Yesterday, the kids and I went to the library for their monthly family movie, “Beverly Hills Chihauhau.” Saturated with the “aww factor,” which was supplied by toy dogs in Italian Leather and Pepto-pink cashmere sweaters. It’s definitely an adorable movie and worth seeing again 😀

And yesterday evening brought our Netflix movies in the mail, one of which was disc 1 of Dexter season 2 \O/ Woo-Hoo! \O/ . Poor Dexter struggles with an identity crisis after finding out his adopted father and mentor, Harry, lied to him about crucial information. Then, divers discover his body-dumping ground. Rita thinks he’s an addict and tells him he either goes to NA or it’s over. And Doakes, Dexter’s nemesis, tails him wherever he goes leaving Dexter the Dark Avenger all Jekyll and no Hyde. I can’t wait for disc 2!

For Maggie’s Netflix movie, The Forbidden Kingdom was a fun fantasy movie about a western teen boy with a fascination for martial arts movies who is magically whisked away to a mystical Middle Kingdom China. While I could have lived without Jason, the movie stars both Jet Li and Jackie Chan as Kung Fu masters. There is even a rare sight in this movie, Jet Li ACTUALLY throws his head back in a hearty laugh!

For my middle daughter, Penelope is the romantic tale of title character Penelope, who had the misfortune of being the victim of an old family curse that gave her the nose and ears of a pig. Penelope has to learn that being happy with who you are is more important than what others think of you. As an added bonus, Penelope’s love interest is played by James McAvoy :-p

And finally, for my oldest daughter, The Crow.
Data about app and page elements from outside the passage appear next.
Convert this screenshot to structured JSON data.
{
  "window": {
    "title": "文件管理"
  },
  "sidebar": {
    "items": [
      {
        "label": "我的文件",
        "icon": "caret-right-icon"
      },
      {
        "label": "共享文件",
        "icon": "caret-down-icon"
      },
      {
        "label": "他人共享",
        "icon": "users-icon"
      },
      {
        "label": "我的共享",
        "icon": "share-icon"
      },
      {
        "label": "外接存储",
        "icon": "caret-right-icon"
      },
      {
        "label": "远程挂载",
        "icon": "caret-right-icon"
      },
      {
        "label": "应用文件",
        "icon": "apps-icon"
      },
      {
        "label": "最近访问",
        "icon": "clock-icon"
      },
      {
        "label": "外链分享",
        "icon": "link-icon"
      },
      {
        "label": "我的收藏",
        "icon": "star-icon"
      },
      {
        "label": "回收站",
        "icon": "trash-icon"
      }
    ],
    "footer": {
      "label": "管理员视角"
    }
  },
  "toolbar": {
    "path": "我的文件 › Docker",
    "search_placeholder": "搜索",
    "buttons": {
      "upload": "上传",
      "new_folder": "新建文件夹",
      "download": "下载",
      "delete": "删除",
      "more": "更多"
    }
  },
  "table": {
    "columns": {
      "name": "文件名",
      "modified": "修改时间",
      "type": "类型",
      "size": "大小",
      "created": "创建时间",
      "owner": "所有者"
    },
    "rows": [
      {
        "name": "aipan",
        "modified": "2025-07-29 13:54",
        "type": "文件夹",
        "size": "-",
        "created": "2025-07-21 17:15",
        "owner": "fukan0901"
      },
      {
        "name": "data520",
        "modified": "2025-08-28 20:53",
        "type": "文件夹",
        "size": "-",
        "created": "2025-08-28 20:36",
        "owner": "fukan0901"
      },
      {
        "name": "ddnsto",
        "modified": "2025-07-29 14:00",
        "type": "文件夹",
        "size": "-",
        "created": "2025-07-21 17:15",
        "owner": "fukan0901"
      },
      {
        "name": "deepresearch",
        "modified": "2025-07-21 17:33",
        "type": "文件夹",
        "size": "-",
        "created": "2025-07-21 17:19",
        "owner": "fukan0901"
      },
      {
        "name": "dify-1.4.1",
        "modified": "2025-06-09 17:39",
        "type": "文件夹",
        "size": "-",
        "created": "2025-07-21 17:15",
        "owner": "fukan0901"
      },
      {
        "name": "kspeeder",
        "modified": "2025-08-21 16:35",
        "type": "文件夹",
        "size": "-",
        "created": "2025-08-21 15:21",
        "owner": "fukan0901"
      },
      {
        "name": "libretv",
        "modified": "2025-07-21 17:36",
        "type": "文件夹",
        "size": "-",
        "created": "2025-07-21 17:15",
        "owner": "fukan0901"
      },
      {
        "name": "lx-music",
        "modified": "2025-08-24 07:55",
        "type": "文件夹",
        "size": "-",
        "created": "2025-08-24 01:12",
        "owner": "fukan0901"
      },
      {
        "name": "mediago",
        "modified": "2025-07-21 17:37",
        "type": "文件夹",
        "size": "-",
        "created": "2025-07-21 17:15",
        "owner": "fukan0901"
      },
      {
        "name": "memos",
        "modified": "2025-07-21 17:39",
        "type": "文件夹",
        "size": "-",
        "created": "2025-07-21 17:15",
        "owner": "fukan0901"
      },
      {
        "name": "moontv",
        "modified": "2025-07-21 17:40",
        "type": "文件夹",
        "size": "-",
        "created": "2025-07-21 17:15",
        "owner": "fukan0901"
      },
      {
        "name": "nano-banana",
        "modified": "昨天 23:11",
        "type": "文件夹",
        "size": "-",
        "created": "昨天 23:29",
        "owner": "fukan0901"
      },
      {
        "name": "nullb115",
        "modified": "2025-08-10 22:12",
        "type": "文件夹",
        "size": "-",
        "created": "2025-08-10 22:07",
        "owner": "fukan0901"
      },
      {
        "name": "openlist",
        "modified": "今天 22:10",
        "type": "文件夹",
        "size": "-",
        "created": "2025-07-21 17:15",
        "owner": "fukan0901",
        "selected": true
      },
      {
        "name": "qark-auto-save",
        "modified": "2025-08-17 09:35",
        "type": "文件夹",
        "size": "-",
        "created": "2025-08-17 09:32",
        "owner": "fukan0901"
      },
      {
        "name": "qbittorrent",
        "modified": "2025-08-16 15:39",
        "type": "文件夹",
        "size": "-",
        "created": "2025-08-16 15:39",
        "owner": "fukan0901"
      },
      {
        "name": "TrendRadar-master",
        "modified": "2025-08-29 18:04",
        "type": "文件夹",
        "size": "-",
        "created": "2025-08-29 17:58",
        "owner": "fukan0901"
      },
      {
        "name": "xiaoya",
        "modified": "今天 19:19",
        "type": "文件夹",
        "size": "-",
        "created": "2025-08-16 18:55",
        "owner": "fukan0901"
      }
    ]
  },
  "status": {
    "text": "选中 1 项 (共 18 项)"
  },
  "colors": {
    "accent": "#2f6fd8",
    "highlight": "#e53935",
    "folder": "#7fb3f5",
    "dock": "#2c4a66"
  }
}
She thinks the Crow is cool, and it’s been a long time since I’ve seen the movie.

Books on the menu for the coming week are:
Wuthering Heights by Emily Bronte
The Appeal by John Grisham
Heart-Shaped Box by Joe Hill
Derailed by James Siegel

If I actually manage to get through all those in the coming week, which I doubt, I’ll start The Book Thief by Markus Zusak.

So, what are your plans for the coming week?

Friday Fill-Ins ~ Bury the Chihauhau in the Backyard, Silas

 

1. Picking up a cardboard box that had blown into the street was my last random act of kindness.

2. Another place is needed for the bodies as the crawl space and backyard are full.

3. The victim of a road-rage shooting, the inside of Ed’s car was covered in matters of the heart.

4. Coffee, tea or IV drip of high-octane caffeinated glucose water.

5. I made it home safely while Ed suffered an agonizing death because we took separate paths. (I just read Dexter in the Dark, a book about the irascible, charming, serial killing forensics officer Dexter Morgan)

6. Our house rings with the sounds of bickering and tattling which reminds me that there is three teenage sisters living here.

7. And as for the weekend, tonight I’m looking forward to finishing Silas Marner by George Eliot (it’s a reread), tomorrow my plans include going to the library to watch “Beverly Hills Chihauahau” with my daughters (we have been wanting to see that movie for almost a year now, ever since seeing the first trailer, but our small town theater didnt’ have it)  and Sunday, I want to have finished Miss Pettigrew Lives for a Day by Winifred Watson and to have managed a Sunday Salon post, as well!